The NCI Polyp Prevention Trial (PPT) was a multicenter, randomized clinical trial, with almost 2,000 individuals, that tested whether a diet (high-fiber, low-fat, and high in fruits and vegetables) could prevent the recurrence of precancerous adenomas (polyps) in the colon and rectum. However, the researchers found no preventive effect of the healthy diet on polyp recurrence, even after long-term follow up.

Gerd Bobe, Ph.D., a research fellow in NCI’s Laboratory of Cancer Prevention, decided to take a closer look at the data from the PPT, focusing on the study participants’ intake of flavonols. Flavonols are bioactive compounds in plant-derived foods found in high concentrations in beans, onions, apples, and tea.

“Two recent case-control studies* had shown a protective effect of flavonols against colorectal cancer, and another analysis, specifically of fruit and vegetable intake of the PPT participants, had shown that food groups rich in flavonols were more protective,” said Dr. Bobe.

He and his NCI colleagues discovered that a high intake of flavonols by some PPT participants was associated with a significantly decreased risk of advanced adenoma recurrence compared with study participants who had a very low intake of the compounds.

At NCI**, Dr. Bobe is currently testing several individual flavonol compounds for colorectal cancer prevention in a two-stage mouse model of carcinogenesis. The mice are first exposed to a known carcinogen, azoxymethane, and then a colon irritant, dextran sodium sulfate, to specifically initiate tumors in the gastrointestinal tract. Then, they are given different flavonol compounds to test the effects.

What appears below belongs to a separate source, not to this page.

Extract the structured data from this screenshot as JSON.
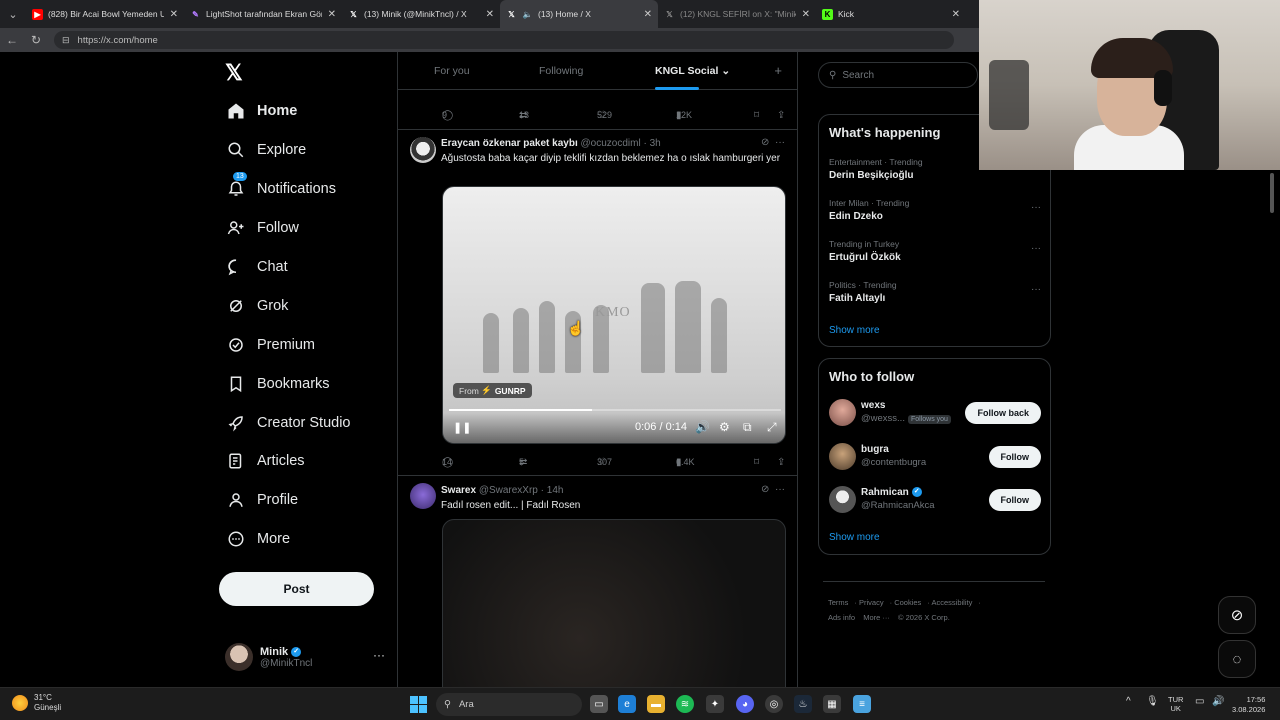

These experiments will go beyond identifying the most effective flavonols and the best dosage levels for preventing the formation of colorectal tumors in the mice. Dr. Bobe and his colleagues also hope to identify the molecular targets for the most promising flavonols. The researcher team will also attempt to determine if there are any reliable biomarkers in the blood that can indicate whether a flavonol compound is hitting the molecular target and suppressing tumor formation in the mice.

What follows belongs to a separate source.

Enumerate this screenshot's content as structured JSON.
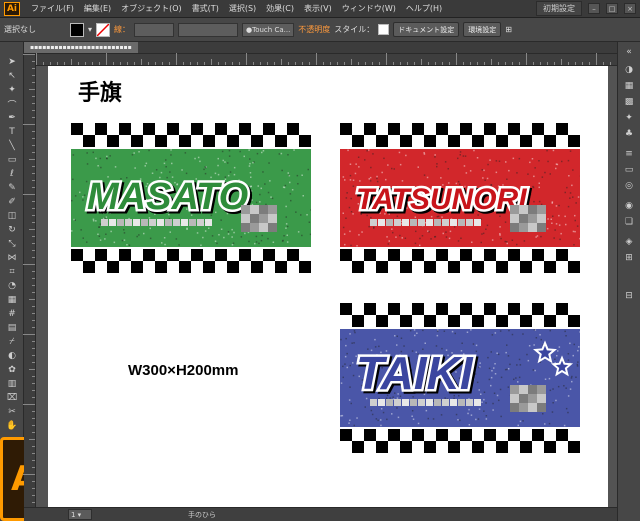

Dr. Bobe and his colleagues have already demonstrated in previous studies*** the effectiveness of navy beans as colon cancer preventives. They were able to show that cooked navy beans and their residue or extracts reduced the formation of colon lesions in obese mice exposed to azoxymethane. They found that the navy bean diet altered a panel of genes associated with inflammation and identified two proteins that could potentially serve as biomarkers of the diet’s anti-carcinogenic effect.

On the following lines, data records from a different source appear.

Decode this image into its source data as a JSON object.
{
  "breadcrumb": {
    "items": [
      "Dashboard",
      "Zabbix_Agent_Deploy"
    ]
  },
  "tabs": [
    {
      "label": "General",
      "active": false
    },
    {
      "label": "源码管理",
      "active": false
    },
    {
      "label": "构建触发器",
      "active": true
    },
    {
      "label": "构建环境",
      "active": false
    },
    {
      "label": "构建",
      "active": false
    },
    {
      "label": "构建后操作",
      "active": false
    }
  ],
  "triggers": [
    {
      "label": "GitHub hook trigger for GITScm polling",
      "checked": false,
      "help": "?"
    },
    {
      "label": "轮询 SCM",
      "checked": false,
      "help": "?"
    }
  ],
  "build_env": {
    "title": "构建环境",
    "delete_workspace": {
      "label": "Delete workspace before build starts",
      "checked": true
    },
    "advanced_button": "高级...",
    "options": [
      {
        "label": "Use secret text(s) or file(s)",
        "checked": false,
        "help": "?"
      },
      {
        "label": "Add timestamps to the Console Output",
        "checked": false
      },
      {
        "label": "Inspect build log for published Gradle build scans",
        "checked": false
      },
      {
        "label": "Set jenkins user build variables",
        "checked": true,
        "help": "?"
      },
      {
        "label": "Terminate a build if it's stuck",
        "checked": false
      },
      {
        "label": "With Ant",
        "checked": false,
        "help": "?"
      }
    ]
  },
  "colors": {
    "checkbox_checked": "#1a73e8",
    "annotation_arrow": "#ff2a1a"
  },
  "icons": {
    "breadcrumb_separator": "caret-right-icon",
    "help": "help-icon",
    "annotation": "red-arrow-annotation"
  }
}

After performing similar experiments with flavonols in their two-step mouse model of colorectal tumor formation, “we’re going to go back to analyze the data from the PPT,” explained Dr. Bobe. “We have serum samples stored from the trial and detailed dietary data, and we’ll look to see whether we can relate the dietary data to levels of the serum biomarkers we identify in our animal studies.”

He and Nancy Colburn, Ph.D., director of the NCI Laboratory of Cancer Prevention, hope to eventually conduct a short-term feeding study in about 30 or 40 human volunteers, who would receive a flavonol supplement for four weeks and would be monitored for inflammation by changes in biomarkers. This planned experiment will depend upon preclinical data that validates biomarkers for flavonols’ ability to hit their putative molecular targets successfully.

* Bobe G, Sansbury LB, Albert PS, Cross AJ, Kahle L, Ashby J, Slattery ML, Caan B, Paskett E, Iber F, Kikendall JW, Lance P, Daston C, Marshall JR, Schatzkin A, Lanza E. Dietary flavonoids and colorectal adenoma recurrence in the Polyp Prevention Trial. Cancer Epidemiol­ogy, Biomarkers & Prevention, June 2008; 17(6):1344-53.

**Project Number: Z01BC010025

*** Mentor-Marcel RA, Bobe G, Barrett KG, Young MR, Albert PS, Bennink MR, Lanza E, Colburn NH. Inflammation-associated serum and colon markers as indicators of dietary attenuation of colon carcinogenesis in ob/ob mice. Cancer Prevention Research, January 2009; 2(1):60-9.